We ended the day with Egypt in the British Isles aka 2 really entertaining papers by Emmet Jackson and Martyn Barber. Emmet was talking about Guinness with the Sphinx: The Reception of Ancient Egypt in Ireland and how in Ireland Egyptomania was very much an Anglo-Irish phenomena: from travellers such as Lady Harriet Kavanagh and Sir William Wilde to the Wellington Monument in Dublin, to the obelisks and faux pyramids found throughout Ireland – all Anglo-Irish. From these eminent folk Emmet moved on to the Freemasons Lodge on Molesworth Street in Dublin (the second largest Freemasons lodge ever!) which has an Egyptian room – of course, given the Freemasons’ Eastern links, but this is an Egyptian room of superb garishness and it has a secret trapdoor.
I think there was more to this than ‘Look at the decor!
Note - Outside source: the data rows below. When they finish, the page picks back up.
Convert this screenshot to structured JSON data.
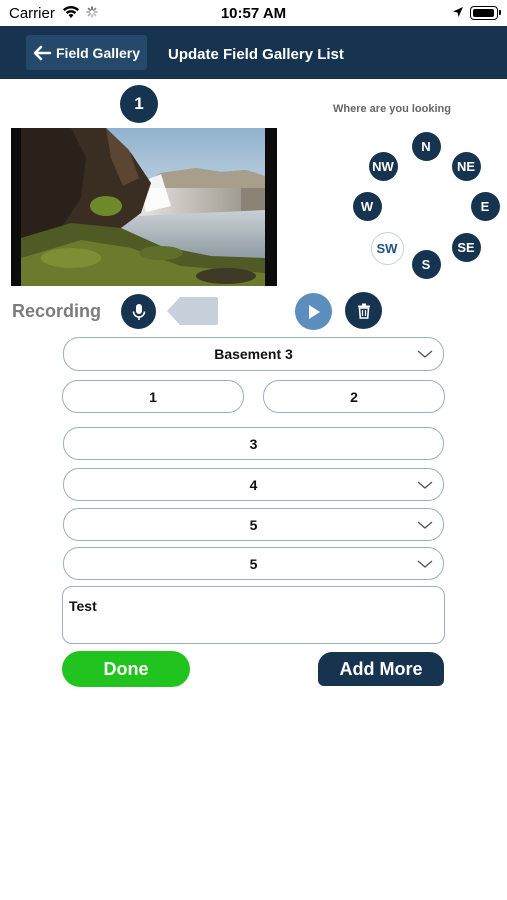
{
  "status_bar": {
    "carrier": "Carrier",
    "time": "10:57 AM",
    "icons": [
      "wifi-icon",
      "activity-spinner-icon",
      "location-arrow-icon",
      "battery-icon"
    ]
  },
  "nav": {
    "back_label": "Field Gallery",
    "title": "Update Field Gallery List",
    "background": "#16344f"
  },
  "photo": {
    "index": "1"
  },
  "compass": {
    "title": "Where are you looking",
    "directions": [
      "N",
      "NE",
      "E",
      "SE",
      "S",
      "SW",
      "W",
      "NW"
    ],
    "selected": "SW"
  },
  "recording": {
    "label": "Recording",
    "icons": [
      "microphone-icon",
      "audio-tag-icon",
      "play-icon",
      "trash-icon"
    ]
  },
  "form": {
    "location": "Basement 3",
    "field_1": "1",
    "field_2": "2",
    "field_3": "3",
    "select_4": "4",
    "select_5a": "5",
    "select_5b": "5",
    "notes": "Test"
  },
  "actions": {
    "done_label": "Done",
    "add_more_label": "Add More",
    "done_color": "#21c41e"
  }
}
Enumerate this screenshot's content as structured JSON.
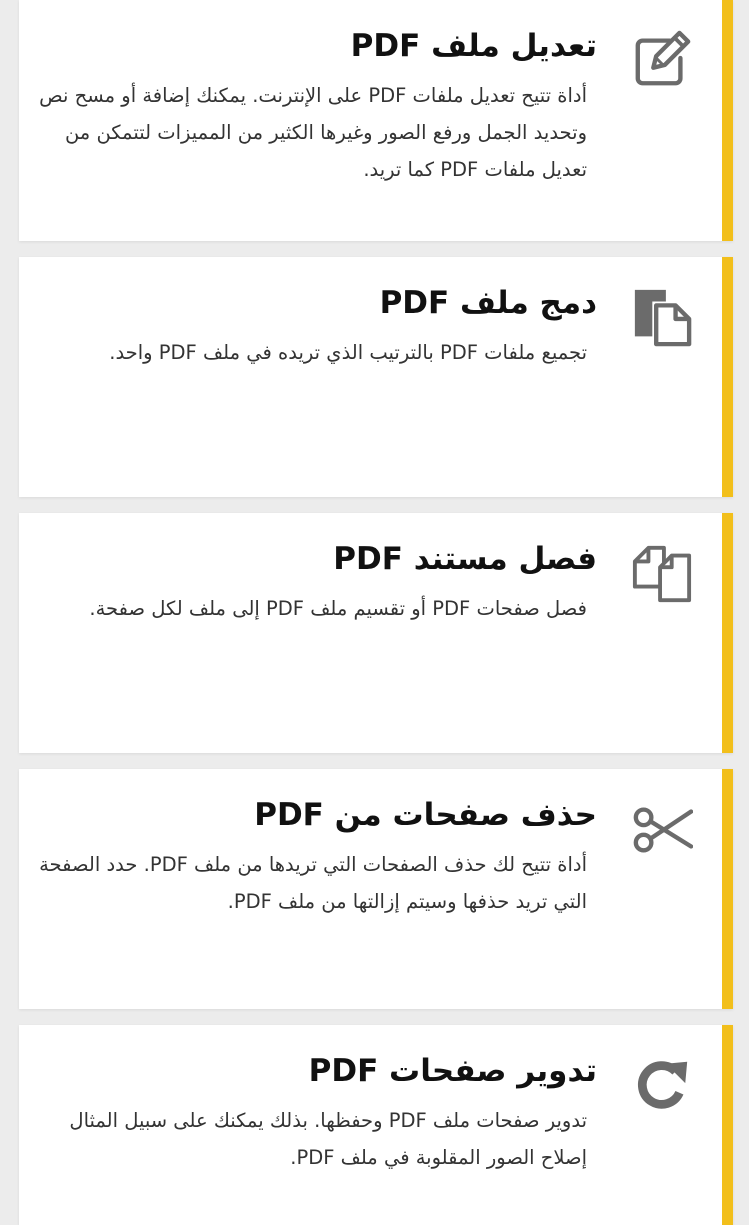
{
  "tools": [
    {
      "title": "تعديل ملف PDF",
      "description": "أداة تتيح تعديل ملفات PDF على الإنترنت. يمكنك إضافة أو مسح نص وتحديد الجمل ورفع الصور وغيرها الكثير من المميزات لتتمكن من تعديل ملفات PDF كما تريد.",
      "icon": "edit-icon"
    },
    {
      "title": "دمج ملف PDF",
      "description": "تجميع ملفات PDF بالترتيب الذي تريده في ملف PDF واحد.",
      "icon": "merge-icon"
    },
    {
      "title": "فصل مستند PDF",
      "description": "فصل صفحات PDF أو تقسيم ملف PDF إلى ملف لكل صفحة.",
      "icon": "split-icon"
    },
    {
      "title": "حذف صفحات من PDF",
      "description": "أداة تتيح لك حذف الصفحات التي تريدها من ملف PDF. حدد الصفحة التي تريد حذفها وسيتم إزالتها من ملف PDF.",
      "icon": "scissors-icon"
    },
    {
      "title": "تدوير صفحات PDF",
      "description": "تدوير صفحات ملف PDF وحفظها. بذلك يمكنك على سبيل المثال إصلاح الصور المقلوبة في ملف PDF.",
      "icon": "rotate-icon"
    }
  ],
  "colors": {
    "accent": "#f2bf1b",
    "icon": "#6b6b6b",
    "background": "#ececec"
  }
}
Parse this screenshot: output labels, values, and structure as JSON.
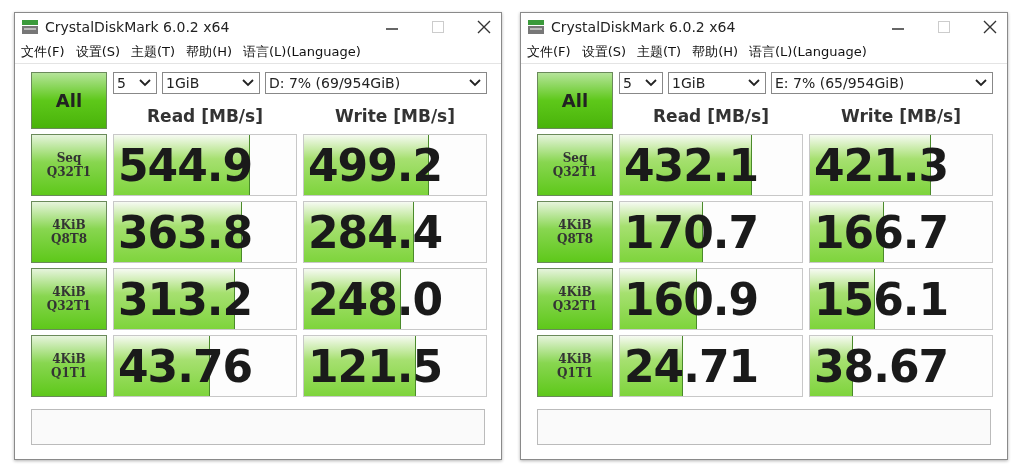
{
  "windows": [
    {
      "title": "CrystalDiskMark 6.0.2 x64",
      "menu": [
        "文件(F)",
        "设置(S)",
        "主题(T)",
        "帮助(H)",
        "语言(L)(Language)"
      ],
      "all_button": "All",
      "count": "5",
      "size": "1GiB",
      "drive": "D: 7% (69/954GiB)",
      "headers": [
        "Read [MB/s]",
        "Write [MB/s]"
      ],
      "rows": [
        {
          "label": [
            "Seq",
            "Q32T1"
          ],
          "read": {
            "value": "544.9",
            "level": 0.74
          },
          "write": {
            "value": "499.2",
            "level": 0.68
          }
        },
        {
          "label": [
            "4KiB",
            "Q8T8"
          ],
          "read": {
            "value": "363.8",
            "level": 0.7
          },
          "write": {
            "value": "284.4",
            "level": 0.6
          }
        },
        {
          "label": [
            "4KiB",
            "Q32T1"
          ],
          "read": {
            "value": "313.2",
            "level": 0.66
          },
          "write": {
            "value": "248.0",
            "level": 0.53
          }
        },
        {
          "label": [
            "4KiB",
            "Q1T1"
          ],
          "read": {
            "value": "43.76",
            "level": 0.52
          },
          "write": {
            "value": "121.5",
            "level": 0.61
          }
        }
      ]
    },
    {
      "title": "CrystalDiskMark 6.0.2 x64",
      "menu": [
        "文件(F)",
        "设置(S)",
        "主题(T)",
        "帮助(H)",
        "语言(L)(Language)"
      ],
      "all_button": "All",
      "count": "5",
      "size": "1GiB",
      "drive": "E: 7% (65/954GiB)",
      "headers": [
        "Read [MB/s]",
        "Write [MB/s]"
      ],
      "rows": [
        {
          "label": [
            "Seq",
            "Q32T1"
          ],
          "read": {
            "value": "432.1",
            "level": 0.72
          },
          "write": {
            "value": "421.3",
            "level": 0.66
          }
        },
        {
          "label": [
            "4KiB",
            "Q8T8"
          ],
          "read": {
            "value": "170.7",
            "level": 0.45
          },
          "write": {
            "value": "166.7",
            "level": 0.4
          }
        },
        {
          "label": [
            "4KiB",
            "Q32T1"
          ],
          "read": {
            "value": "160.9",
            "level": 0.42
          },
          "write": {
            "value": "156.1",
            "level": 0.35
          }
        },
        {
          "label": [
            "4KiB",
            "Q1T1"
          ],
          "read": {
            "value": "24.71",
            "level": 0.34
          },
          "write": {
            "value": "38.67",
            "level": 0.23
          }
        }
      ]
    }
  ]
}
Look! A secret trapdoor! I went down there!’ but again I missed it. But, come on! Look at that decor. And a secret trapdoor. You’d have got sidetracked too. Anyway, once I’d got over that, Emmet had moved on to Irish origin myths linking to Egypt and their use in creating a national identity – Dr Hastler (James Whittley Boswell), Yeats and the other Celtic Twilight writers all either directly traced Irish history back to the Egyptians, or they linked Irish Celticism to the Orient with both spheres constructed as other, magical and colonised. Joyce disparaged the Celtic revival writers but he too used Egyptian motifs in his work proving the longevity of this theme.
And finally, Martyn and his ‘what’s in the box?’ paper “Let Sleeping Scarabs Alone”: When Egypt Came to Stonehenge. There’s more Egyptian stuff in Wiltshire than you’d think y’know, particularly the bits Alexander Keiller was involved with (I blame his interests in witchcraft and pornography, I may have just made us liable to being sued) not only did he replace the missing stones at Avebury with obelisks, he also designed a museum for Stonehenge that was shaped like a mastaba. However, Martyn was actually talking about 2 scarabs
found in Wiltshire in 1928 (or 1930, confusingly I wrote down 2 dates), hyperdiffusionism both academic – Grafton Elliot Smith and W. J. Perry – and the more populist – H.J. Massingham and Rendel Harris who saw Egyptians everywhere he looked, particularly in placenames, and published prolifically on the subject. Back to the scarabs, were they real or fake? And, if real, what were they doing in Wiltshire? Various opinions were offered, the original Stonehenge scarab went missing, Crawford, Engleheart and a rather mysterious individual called Paul Collignon all had theories (you can read Engleheart’s report here) and to further complicate matters A.D. Passmore (presumably after he went bonkers – if we’re going to be sued might as well be sued en masse, eh?) wrote a letter claiming he had owned the scarabs and used them as paperweights but, tantalisingly, the rest of his letter has been lost. Unsurprisingly, in the face of this confusion Maud Cunnington, the keeper of Devizes Museum, decided not to catalogue them and ‘let sleeping scarabs lie’.
This is, I know, a monstrous post and I haven’t done justice to any of the speakers not just the ones who waved shiny things at me, nor have I finished my report. I will continue, but maybe not for a few days – I’ll give you all time to recover.
*I have a cunning plan.
.**I have another plan, a plan so cunning you could stick a tail on it and call it a weasel, it involves watching Scooby Doo to research how archaeology is shown in Hanna Barbera cartoons. Now that is cunning.